What the task requires -
Print each record below exactly as it appears.

Exercise materials -
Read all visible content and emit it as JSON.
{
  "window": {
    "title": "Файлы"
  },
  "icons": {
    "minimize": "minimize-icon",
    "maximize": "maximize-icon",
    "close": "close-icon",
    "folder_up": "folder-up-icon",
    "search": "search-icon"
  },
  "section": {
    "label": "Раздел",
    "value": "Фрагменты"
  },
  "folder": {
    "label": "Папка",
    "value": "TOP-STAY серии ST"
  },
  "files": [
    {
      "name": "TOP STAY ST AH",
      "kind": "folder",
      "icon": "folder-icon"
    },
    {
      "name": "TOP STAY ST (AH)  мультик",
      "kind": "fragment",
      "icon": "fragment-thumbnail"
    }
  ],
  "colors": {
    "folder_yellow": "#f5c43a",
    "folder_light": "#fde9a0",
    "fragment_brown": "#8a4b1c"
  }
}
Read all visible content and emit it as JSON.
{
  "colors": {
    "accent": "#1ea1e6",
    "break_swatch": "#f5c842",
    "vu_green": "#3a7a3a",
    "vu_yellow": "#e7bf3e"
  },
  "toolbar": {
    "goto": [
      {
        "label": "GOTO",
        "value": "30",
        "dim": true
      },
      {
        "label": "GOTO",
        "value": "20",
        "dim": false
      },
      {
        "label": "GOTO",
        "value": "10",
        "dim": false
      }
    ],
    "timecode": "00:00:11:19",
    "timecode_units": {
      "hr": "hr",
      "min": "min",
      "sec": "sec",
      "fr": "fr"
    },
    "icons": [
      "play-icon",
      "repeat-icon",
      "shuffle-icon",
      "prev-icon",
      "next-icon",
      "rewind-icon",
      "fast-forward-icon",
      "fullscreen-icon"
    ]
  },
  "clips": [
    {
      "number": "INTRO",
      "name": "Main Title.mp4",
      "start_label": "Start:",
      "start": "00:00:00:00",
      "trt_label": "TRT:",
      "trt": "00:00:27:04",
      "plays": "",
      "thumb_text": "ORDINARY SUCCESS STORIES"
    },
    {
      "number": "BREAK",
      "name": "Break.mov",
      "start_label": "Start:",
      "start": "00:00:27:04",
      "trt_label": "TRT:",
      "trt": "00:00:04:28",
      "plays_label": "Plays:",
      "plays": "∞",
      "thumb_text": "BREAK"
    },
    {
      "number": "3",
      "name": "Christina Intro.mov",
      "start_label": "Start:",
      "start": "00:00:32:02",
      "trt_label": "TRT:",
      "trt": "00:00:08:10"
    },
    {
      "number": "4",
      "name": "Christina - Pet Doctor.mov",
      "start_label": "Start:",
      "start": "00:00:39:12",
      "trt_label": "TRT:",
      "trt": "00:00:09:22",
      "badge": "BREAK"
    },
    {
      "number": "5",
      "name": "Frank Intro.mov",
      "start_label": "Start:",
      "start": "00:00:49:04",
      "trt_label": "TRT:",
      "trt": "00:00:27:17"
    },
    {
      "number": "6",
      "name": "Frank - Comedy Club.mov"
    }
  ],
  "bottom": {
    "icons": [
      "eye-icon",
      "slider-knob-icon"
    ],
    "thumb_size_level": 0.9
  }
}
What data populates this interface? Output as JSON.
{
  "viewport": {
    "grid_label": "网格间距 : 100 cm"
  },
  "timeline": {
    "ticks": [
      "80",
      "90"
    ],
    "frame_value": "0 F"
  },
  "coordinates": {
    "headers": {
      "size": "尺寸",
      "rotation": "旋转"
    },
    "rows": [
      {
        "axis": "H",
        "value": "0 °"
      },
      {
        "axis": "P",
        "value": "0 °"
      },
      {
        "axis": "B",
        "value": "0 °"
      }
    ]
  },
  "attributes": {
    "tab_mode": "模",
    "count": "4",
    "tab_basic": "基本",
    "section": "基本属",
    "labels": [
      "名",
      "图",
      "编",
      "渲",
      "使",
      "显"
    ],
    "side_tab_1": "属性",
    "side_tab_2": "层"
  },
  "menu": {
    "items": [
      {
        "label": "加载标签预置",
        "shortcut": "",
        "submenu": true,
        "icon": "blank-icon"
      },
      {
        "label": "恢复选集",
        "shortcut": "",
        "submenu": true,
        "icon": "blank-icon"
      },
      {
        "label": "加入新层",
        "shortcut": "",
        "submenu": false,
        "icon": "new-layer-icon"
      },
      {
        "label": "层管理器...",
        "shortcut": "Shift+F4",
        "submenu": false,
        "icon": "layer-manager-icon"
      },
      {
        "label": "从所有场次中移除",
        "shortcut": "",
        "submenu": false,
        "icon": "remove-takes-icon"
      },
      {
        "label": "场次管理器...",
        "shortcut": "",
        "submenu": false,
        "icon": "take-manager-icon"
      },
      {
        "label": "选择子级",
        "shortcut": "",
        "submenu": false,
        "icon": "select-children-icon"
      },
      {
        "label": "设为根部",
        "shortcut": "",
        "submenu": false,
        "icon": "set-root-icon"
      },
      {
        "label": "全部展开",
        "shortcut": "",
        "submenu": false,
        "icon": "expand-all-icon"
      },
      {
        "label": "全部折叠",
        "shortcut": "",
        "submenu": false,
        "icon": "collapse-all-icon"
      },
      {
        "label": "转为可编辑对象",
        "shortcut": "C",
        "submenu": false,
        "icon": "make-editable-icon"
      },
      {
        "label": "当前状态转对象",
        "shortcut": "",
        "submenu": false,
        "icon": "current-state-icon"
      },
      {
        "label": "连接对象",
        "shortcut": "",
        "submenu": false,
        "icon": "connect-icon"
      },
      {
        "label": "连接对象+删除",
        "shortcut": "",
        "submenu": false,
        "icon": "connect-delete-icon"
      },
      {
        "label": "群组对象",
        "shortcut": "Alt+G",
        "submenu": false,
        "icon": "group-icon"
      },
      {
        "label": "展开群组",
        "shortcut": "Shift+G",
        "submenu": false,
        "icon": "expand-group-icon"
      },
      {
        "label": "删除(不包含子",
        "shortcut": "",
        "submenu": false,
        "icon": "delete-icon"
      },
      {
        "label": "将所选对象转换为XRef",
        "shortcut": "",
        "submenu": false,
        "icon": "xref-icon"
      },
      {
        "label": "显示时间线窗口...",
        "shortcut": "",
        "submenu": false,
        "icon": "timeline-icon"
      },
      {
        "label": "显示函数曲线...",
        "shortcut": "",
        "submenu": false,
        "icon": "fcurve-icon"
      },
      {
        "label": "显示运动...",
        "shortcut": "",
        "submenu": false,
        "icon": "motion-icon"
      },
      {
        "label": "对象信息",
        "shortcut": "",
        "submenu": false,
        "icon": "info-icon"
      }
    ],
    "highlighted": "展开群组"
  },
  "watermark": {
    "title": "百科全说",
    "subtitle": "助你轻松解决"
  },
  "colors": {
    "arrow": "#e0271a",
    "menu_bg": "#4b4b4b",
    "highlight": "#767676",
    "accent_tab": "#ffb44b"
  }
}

Exercise solution -
Read all visible content and emit it as JSON.
{
  "window": {
    "title": "Файлы"
  },
  "icons": {
    "minimize": "minimize-icon",
    "maximize": "maximize-icon",
    "close": "close-icon",
    "folder_up": "folder-up-icon",
    "search": "search-icon"
  },
  "section": {
    "label": "Раздел",
    "value": "Фрагменты"
  },
  "folder": {
    "label": "Папка",
    "value": "TOP-STAY серии ST"
  },
  "files": [
    {
      "name": "TOP STAY ST AH",
      "kind": "folder",
      "icon": "folder-icon"
    },
    {
      "name": "TOP STAY ST (AH)  мультик",
      "kind": "fragment",
      "icon": "fragment-thumbnail"
    }
  ],
  "colors": {
    "folder_yellow": "#f5c43a",
    "folder_light": "#fde9a0",
    "fragment_brown": "#8a4b1c"
  }
}
Read all visible content and emit it as JSON.
{
  "colors": {
    "accent": "#1ea1e6",
    "break_swatch": "#f5c842",
    "vu_green": "#3a7a3a",
    "vu_yellow": "#e7bf3e"
  },
  "toolbar": {
    "goto": [
      {
        "label": "GOTO",
        "value": "30",
        "dim": true
      },
      {
        "label": "GOTO",
        "value": "20",
        "dim": false
      },
      {
        "label": "GOTO",
        "value": "10",
        "dim": false
      }
    ],
    "timecode": "00:00:11:19",
    "timecode_units": {
      "hr": "hr",
      "min": "min",
      "sec": "sec",
      "fr": "fr"
    },
    "icons": [
      "play-icon",
      "repeat-icon",
      "shuffle-icon",
      "prev-icon",
      "next-icon",
      "rewind-icon",
      "fast-forward-icon",
      "fullscreen-icon"
    ]
  },
  "clips": [
    {
      "number": "INTRO",
      "name": "Main Title.mp4",
      "start_label": "Start:",
      "start": "00:00:00:00",
      "trt_label": "TRT:",
      "trt": "00:00:27:04",
      "plays": "",
      "thumb_text": "ORDINARY SUCCESS STORIES"
    },
    {
      "number": "BREAK",
      "name": "Break.mov",
      "start_label": "Start:",
      "start": "00:00:27:04",
      "trt_label": "TRT:",
      "trt": "00:00:04:28",
      "plays_label": "Plays:",
      "plays": "∞",
      "thumb_text": "BREAK"
    },
    {
      "number": "3",
      "name": "Christina Intro.mov",
      "start_label": "Start:",
      "start": "00:00:32:02",
      "trt_label": "TRT:",
      "trt": "00:00:08:10"
    },
    {
      "number": "4",
      "name": "Christina - Pet Doctor.mov",
      "start_label": "Start:",
      "start": "00:00:39:12",
      "trt_label": "TRT:",
      "trt": "00:00:09:22",
      "badge": "BREAK"
    },
    {
      "number": "5",
      "name": "Frank Intro.mov",
      "start_label": "Start:",
      "start": "00:00:49:04",
      "trt_label": "TRT:",
      "trt": "00:00:27:17"
    },
    {
      "number": "6",
      "name": "Frank - Comedy Club.mov"
    }
  ],
  "bottom": {
    "icons": [
      "eye-icon",
      "slider-knob-icon"
    ],
    "thumb_size_level": 0.9
  }
}
What data populates this interface? Output as JSON.
{
  "viewport": {
    "grid_label": "网格间距 : 100 cm"
  },
  "timeline": {
    "ticks": [
      "80",
      "90"
    ],
    "frame_value": "0 F"
  },
  "coordinates": {
    "headers": {
      "size": "尺寸",
      "rotation": "旋转"
    },
    "rows": [
      {
        "axis": "H",
        "value": "0 °"
      },
      {
        "axis": "P",
        "value": "0 °"
      },
      {
        "axis": "B",
        "value": "0 °"
      }
    ]
  },
  "attributes": {
    "tab_mode": "模",
    "count": "4",
    "tab_basic": "基本",
    "section": "基本属",
    "labels": [
      "名",
      "图",
      "编",
      "渲",
      "使",
      "显"
    ],
    "side_tab_1": "属性",
    "side_tab_2": "层"
  },
  "menu": {
    "items": [
      {
        "label": "加载标签预置",
        "shortcut": "",
        "submenu": true,
        "icon": "blank-icon"
      },
      {
        "label": "恢复选集",
        "shortcut": "",
        "submenu": true,
        "icon": "blank-icon"
      },
      {
        "label": "加入新层",
        "shortcut": "",
        "submenu": false,
        "icon": "new-layer-icon"
      },
      {
        "label": "层管理器...",
        "shortcut": "Shift+F4",
        "submenu": false,
        "icon": "layer-manager-icon"
      },
      {
        "label": "从所有场次中移除",
        "shortcut": "",
        "submenu": false,
        "icon": "remove-takes-icon"
      },
      {
        "label": "场次管理器...",
        "shortcut": "",
        "submenu": false,
        "icon": "take-manager-icon"
      },
      {
        "label": "选择子级",
        "shortcut": "",
        "submenu": false,
        "icon": "select-children-icon"
      },
      {
        "label": "设为根部",
        "shortcut": "",
        "submenu": false,
        "icon": "set-root-icon"
      },
      {
        "label": "全部展开",
        "shortcut": "",
        "submenu": false,
        "icon": "expand-all-icon"
      },
      {
        "label": "全部折叠",
        "shortcut": "",
        "submenu": false,
        "icon": "collapse-all-icon"
      },
      {
        "label": "转为可编辑对象",
        "shortcut": "C",
        "submenu": false,
        "icon": "make-editable-icon"
      },
      {
        "label": "当前状态转对象",
        "shortcut": "",
        "submenu": false,
        "icon": "current-state-icon"
      },
      {
        "label": "连接对象",
        "shortcut": "",
        "submenu": false,
        "icon": "connect-icon"
      },
      {
        "label": "连接对象+删除",
        "shortcut": "",
        "submenu": false,
        "icon": "connect-delete-icon"
      },
      {
        "label": "群组对象",
        "shortcut": "Alt+G",
        "submenu": false,
        "icon": "group-icon"
      },
      {
        "label": "展开群组",
        "shortcut": "Shift+G",
        "submenu": false,
        "icon": "expand-group-icon"
      },
      {
        "label": "删除(不包含子",
        "shortcut": "",
        "submenu": false,
        "icon": "delete-icon"
      },
      {
        "label": "将所选对象转换为XRef",
        "shortcut": "",
        "submenu": false,
        "icon": "xref-icon"
      },
      {
        "label": "显示时间线窗口...",
        "shortcut": "",
        "submenu": false,
        "icon": "timeline-icon"
      },
      {
        "label": "显示函数曲线...",
        "shortcut": "",
        "submenu": false,
        "icon": "fcurve-icon"
      },
      {
        "label": "显示运动...",
        "shortcut": "",
        "submenu": false,
        "icon": "motion-icon"
      },
      {
        "label": "对象信息",
        "shortcut": "",
        "submenu": false,
        "icon": "info-icon"
      }
    ],
    "highlighted": "展开群组"
  },
  "watermark": {
    "title": "百科全说",
    "subtitle": "助你轻松解决"
  },
  "colors": {
    "arrow": "#e0271a",
    "menu_bg": "#4b4b4b",
    "highlight": "#767676",
    "accent_tab": "#ffb44b"
  }
}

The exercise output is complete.